### [ASSIGNMENT]
A complete answer lists every line of the material where the string "selected" occurs.

### [SOURCE DATA]
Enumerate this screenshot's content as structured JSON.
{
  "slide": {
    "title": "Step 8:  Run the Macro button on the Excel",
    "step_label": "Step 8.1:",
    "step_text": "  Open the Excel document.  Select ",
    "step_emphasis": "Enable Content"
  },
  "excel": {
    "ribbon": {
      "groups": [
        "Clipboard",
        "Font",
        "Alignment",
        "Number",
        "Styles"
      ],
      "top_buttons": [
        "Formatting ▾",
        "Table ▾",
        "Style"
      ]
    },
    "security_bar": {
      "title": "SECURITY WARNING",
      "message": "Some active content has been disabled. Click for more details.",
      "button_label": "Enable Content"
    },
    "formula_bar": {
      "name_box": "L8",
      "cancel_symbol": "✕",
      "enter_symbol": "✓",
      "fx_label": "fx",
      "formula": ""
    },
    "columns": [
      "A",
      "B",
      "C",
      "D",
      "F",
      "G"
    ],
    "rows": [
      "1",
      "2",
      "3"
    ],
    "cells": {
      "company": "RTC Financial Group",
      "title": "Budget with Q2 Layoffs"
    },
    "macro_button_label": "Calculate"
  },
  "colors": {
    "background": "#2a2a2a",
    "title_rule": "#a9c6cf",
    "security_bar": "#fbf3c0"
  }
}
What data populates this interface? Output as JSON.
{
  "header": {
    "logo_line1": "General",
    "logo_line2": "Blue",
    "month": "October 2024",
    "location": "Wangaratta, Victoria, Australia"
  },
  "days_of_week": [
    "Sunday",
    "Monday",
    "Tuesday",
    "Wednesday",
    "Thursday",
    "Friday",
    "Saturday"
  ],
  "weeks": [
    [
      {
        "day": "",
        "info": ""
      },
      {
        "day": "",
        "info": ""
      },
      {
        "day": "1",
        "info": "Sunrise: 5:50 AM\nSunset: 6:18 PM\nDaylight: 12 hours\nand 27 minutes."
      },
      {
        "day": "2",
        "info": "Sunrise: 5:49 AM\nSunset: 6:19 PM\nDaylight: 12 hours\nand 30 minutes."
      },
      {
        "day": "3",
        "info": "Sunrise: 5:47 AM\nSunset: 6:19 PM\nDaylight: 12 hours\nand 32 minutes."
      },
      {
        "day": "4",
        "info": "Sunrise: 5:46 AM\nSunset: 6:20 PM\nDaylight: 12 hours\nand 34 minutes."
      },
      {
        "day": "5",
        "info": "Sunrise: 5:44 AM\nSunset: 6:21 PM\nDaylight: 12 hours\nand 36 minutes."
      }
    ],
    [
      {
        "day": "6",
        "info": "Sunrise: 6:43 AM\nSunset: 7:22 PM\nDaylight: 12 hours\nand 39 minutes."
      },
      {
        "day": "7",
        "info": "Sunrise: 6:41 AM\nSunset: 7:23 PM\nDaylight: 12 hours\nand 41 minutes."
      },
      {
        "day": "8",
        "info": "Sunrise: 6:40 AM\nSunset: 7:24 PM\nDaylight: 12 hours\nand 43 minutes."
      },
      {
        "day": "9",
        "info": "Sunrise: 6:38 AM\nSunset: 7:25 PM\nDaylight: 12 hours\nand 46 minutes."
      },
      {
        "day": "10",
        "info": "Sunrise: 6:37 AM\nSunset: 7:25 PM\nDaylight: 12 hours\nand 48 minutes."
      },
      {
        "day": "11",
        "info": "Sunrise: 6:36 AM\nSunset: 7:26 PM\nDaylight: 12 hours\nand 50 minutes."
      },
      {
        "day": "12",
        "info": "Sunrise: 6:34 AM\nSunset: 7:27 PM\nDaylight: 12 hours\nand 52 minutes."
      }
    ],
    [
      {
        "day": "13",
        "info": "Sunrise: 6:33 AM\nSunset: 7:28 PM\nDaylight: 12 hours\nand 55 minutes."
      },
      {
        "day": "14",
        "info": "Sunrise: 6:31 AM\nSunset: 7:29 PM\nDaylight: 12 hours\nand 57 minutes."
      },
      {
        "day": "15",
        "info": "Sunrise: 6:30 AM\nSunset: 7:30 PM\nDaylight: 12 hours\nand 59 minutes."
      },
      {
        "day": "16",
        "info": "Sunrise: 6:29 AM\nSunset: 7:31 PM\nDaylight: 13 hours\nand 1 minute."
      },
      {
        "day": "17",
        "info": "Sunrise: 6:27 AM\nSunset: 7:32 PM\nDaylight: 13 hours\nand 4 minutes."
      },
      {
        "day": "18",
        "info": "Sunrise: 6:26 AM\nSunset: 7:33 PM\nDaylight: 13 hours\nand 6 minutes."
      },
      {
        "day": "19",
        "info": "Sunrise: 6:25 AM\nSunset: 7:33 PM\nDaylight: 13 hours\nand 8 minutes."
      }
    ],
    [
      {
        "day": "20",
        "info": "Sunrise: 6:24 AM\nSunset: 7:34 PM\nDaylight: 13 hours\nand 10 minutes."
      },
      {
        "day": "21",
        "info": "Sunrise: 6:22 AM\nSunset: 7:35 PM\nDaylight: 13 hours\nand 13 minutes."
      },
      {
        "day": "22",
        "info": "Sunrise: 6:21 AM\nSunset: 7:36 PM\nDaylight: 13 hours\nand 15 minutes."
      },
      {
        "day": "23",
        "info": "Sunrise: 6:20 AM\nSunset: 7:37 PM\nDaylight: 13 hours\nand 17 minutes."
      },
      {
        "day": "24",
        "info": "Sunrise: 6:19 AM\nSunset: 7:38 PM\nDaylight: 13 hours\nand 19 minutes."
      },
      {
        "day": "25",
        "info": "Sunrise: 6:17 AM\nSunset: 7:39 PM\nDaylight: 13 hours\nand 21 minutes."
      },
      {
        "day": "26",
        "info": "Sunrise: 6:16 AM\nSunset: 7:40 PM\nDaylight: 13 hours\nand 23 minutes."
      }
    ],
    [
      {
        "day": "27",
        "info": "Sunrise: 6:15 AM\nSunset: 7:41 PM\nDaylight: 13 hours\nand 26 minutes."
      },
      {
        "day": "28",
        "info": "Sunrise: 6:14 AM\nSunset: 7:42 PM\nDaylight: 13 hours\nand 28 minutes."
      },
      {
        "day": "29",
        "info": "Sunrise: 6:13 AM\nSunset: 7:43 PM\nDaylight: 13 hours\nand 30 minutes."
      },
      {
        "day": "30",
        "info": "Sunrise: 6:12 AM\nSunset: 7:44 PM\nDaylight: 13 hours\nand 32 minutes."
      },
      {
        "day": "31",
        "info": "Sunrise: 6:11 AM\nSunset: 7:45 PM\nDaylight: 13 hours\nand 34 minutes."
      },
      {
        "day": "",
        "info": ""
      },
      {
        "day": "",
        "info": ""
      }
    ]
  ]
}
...
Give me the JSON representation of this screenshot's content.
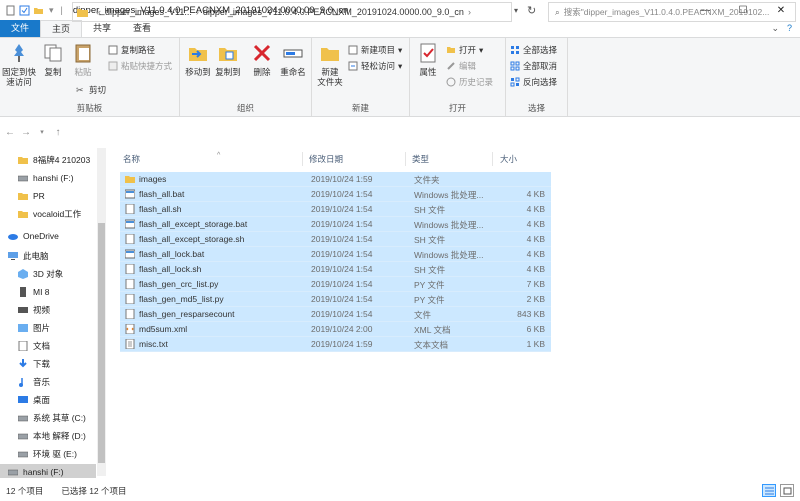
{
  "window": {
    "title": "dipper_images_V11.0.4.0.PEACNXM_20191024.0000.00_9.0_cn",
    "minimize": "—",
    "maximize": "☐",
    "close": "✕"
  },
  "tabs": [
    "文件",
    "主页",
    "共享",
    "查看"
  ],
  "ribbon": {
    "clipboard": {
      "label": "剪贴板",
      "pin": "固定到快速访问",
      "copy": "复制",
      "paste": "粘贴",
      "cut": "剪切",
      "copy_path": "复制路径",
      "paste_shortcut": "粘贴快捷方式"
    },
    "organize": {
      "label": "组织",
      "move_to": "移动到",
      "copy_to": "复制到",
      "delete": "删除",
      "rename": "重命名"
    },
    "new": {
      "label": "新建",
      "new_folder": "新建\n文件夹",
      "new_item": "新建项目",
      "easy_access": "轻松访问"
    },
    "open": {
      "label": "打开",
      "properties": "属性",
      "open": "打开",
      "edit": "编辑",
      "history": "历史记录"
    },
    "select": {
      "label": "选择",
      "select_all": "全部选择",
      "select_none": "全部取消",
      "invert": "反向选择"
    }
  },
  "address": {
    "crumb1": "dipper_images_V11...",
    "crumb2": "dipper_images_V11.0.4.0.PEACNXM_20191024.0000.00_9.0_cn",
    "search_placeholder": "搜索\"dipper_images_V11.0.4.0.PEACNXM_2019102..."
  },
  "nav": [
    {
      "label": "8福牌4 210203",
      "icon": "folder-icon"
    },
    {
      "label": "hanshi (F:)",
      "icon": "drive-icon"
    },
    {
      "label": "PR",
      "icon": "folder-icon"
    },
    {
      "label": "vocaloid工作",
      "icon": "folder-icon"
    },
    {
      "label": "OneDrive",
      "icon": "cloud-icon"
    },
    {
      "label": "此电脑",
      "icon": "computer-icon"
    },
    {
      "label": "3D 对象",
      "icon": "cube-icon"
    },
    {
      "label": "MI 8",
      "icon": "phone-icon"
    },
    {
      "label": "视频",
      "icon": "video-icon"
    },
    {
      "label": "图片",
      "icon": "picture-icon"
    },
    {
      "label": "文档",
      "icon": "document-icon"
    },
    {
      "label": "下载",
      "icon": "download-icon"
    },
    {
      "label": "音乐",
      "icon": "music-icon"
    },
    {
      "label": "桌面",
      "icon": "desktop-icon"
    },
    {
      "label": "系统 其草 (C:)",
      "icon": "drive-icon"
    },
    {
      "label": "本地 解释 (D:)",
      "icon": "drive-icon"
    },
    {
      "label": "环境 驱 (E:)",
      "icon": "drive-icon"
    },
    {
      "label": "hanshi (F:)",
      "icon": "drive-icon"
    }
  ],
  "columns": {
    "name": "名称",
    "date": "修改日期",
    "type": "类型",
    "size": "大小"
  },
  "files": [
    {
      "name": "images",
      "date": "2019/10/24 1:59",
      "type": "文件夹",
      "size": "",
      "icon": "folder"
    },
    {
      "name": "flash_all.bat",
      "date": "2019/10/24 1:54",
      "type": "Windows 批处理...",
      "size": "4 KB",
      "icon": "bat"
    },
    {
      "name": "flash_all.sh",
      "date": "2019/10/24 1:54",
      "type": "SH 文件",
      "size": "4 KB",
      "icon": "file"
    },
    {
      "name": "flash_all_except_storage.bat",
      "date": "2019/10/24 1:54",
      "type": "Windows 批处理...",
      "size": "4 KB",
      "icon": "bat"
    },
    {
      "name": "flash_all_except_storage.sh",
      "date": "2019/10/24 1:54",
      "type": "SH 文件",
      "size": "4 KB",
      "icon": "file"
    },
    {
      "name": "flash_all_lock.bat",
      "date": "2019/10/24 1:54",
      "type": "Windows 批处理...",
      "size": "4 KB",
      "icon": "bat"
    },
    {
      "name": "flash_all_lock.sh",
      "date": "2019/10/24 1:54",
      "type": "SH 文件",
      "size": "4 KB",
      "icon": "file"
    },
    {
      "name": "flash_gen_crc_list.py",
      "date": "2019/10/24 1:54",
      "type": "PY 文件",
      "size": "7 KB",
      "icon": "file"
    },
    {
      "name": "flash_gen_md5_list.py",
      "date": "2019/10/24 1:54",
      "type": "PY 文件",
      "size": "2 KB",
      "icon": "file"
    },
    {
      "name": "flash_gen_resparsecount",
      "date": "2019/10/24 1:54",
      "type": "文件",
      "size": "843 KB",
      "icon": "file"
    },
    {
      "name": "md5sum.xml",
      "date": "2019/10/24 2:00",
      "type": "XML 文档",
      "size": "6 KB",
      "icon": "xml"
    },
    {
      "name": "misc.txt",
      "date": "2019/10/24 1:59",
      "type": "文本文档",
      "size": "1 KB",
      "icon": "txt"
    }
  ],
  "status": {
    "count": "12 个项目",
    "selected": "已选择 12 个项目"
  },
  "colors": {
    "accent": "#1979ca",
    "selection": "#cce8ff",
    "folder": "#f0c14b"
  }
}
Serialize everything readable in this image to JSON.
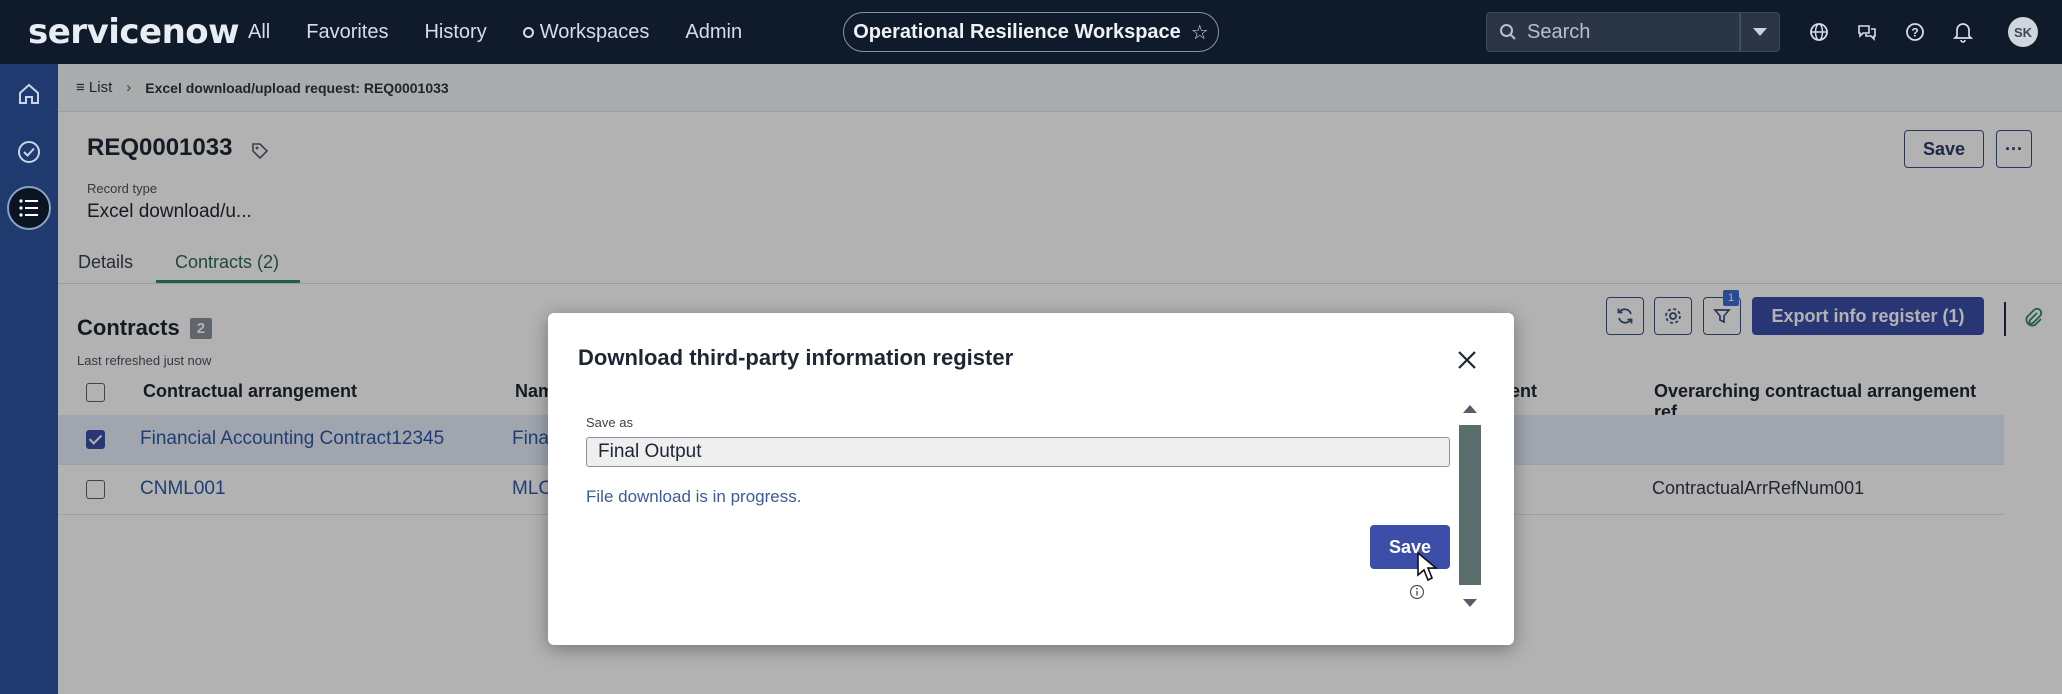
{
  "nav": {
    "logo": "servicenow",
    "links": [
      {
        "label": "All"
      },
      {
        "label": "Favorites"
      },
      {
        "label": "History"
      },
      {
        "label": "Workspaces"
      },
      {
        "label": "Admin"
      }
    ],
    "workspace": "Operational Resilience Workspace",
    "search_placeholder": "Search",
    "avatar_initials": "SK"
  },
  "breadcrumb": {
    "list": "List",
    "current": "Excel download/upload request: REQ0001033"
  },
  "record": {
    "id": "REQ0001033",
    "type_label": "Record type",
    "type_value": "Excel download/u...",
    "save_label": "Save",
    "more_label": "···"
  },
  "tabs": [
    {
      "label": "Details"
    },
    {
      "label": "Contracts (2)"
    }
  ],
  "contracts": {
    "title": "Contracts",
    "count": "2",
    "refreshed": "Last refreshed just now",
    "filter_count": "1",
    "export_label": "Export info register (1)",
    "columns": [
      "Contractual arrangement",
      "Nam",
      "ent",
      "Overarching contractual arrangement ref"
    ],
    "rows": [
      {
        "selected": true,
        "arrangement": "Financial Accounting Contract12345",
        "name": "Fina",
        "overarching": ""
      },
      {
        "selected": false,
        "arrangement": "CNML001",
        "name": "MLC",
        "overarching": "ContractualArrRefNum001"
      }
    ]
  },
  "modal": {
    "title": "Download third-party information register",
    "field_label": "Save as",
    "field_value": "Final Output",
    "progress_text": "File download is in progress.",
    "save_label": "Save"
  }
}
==
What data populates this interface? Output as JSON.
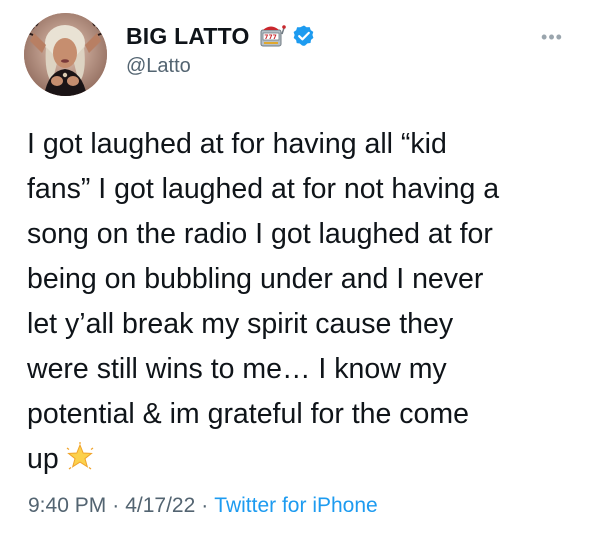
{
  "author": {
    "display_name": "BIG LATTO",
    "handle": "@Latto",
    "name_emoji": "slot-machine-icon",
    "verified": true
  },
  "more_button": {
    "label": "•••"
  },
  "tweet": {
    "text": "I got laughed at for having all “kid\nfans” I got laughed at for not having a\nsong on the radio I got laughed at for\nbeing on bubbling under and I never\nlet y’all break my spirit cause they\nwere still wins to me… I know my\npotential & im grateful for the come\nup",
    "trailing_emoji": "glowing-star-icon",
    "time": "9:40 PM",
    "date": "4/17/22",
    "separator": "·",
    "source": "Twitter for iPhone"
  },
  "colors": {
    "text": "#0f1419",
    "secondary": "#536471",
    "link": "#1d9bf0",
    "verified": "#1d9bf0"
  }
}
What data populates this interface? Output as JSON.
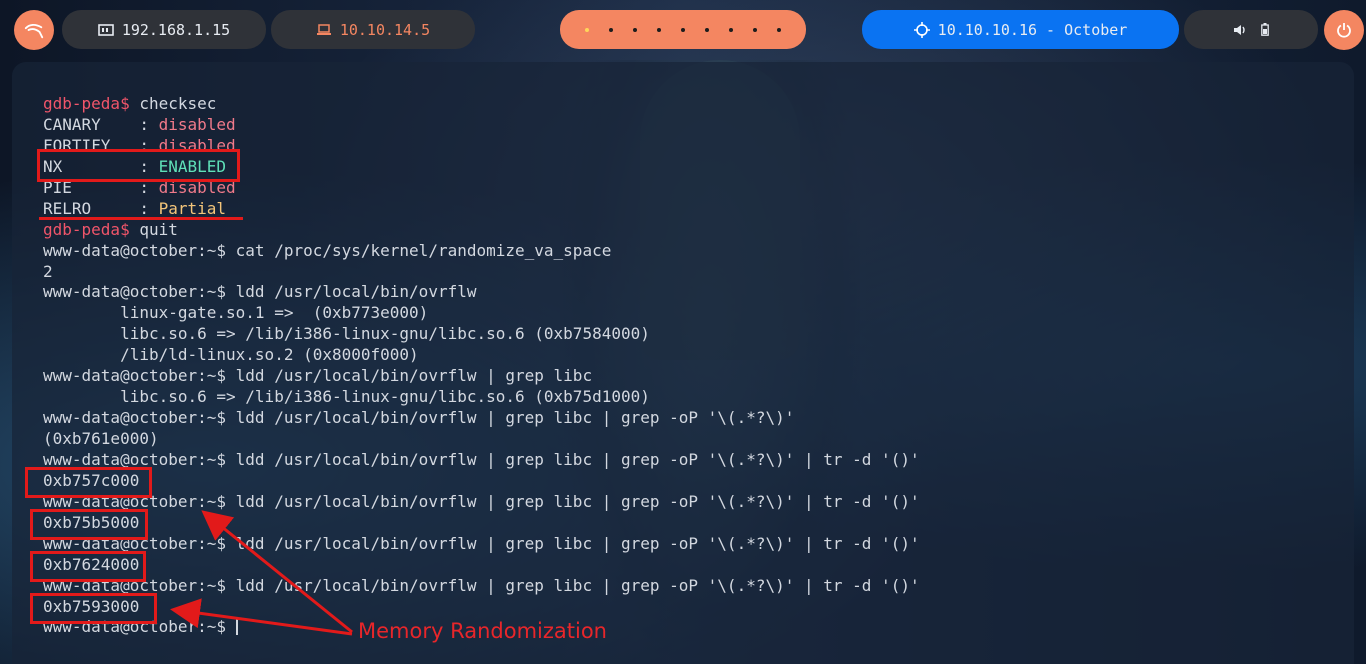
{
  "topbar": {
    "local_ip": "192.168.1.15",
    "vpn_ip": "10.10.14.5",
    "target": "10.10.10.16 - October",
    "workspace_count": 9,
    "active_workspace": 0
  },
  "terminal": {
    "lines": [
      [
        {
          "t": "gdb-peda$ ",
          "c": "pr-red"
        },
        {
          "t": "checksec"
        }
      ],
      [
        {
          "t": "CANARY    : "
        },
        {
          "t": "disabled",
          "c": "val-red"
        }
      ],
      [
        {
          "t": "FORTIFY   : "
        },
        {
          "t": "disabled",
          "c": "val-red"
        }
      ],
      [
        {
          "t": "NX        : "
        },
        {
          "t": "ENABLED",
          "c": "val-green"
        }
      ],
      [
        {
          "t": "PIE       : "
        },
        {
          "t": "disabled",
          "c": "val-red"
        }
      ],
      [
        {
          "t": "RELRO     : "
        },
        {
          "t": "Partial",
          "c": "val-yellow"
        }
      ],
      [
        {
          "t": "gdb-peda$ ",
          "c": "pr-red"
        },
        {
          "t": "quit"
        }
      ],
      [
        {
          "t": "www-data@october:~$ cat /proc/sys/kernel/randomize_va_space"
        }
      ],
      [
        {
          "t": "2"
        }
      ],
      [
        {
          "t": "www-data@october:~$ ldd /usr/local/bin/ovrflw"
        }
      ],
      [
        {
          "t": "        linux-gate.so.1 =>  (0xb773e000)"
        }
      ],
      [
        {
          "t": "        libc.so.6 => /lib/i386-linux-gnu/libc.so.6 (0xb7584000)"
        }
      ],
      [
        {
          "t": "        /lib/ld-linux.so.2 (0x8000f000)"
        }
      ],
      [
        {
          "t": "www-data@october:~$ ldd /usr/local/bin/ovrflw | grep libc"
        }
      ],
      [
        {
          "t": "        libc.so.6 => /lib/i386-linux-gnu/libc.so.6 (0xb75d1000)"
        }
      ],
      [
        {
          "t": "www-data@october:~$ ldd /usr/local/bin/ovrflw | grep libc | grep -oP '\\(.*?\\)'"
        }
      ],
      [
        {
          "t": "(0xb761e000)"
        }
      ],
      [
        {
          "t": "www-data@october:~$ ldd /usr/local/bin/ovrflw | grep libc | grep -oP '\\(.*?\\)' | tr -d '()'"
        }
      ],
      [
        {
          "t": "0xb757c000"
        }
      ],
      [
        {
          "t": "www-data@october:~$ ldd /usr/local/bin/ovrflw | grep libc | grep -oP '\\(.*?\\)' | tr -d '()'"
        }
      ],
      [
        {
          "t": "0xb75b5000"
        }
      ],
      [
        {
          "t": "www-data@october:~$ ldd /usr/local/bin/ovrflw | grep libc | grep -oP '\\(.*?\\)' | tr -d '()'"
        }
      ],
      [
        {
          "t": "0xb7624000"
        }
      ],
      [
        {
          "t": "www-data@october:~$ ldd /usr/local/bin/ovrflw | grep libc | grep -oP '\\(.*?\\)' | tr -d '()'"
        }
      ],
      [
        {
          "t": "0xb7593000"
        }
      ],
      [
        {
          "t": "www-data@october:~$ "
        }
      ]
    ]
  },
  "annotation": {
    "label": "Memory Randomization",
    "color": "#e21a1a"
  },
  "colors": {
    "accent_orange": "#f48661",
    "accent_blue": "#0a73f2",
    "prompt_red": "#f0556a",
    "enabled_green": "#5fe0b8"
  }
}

### [WRITTEN ANSWER]
    "selected": "已选择 12 个项目"
        "selected": true,
        "selected": false,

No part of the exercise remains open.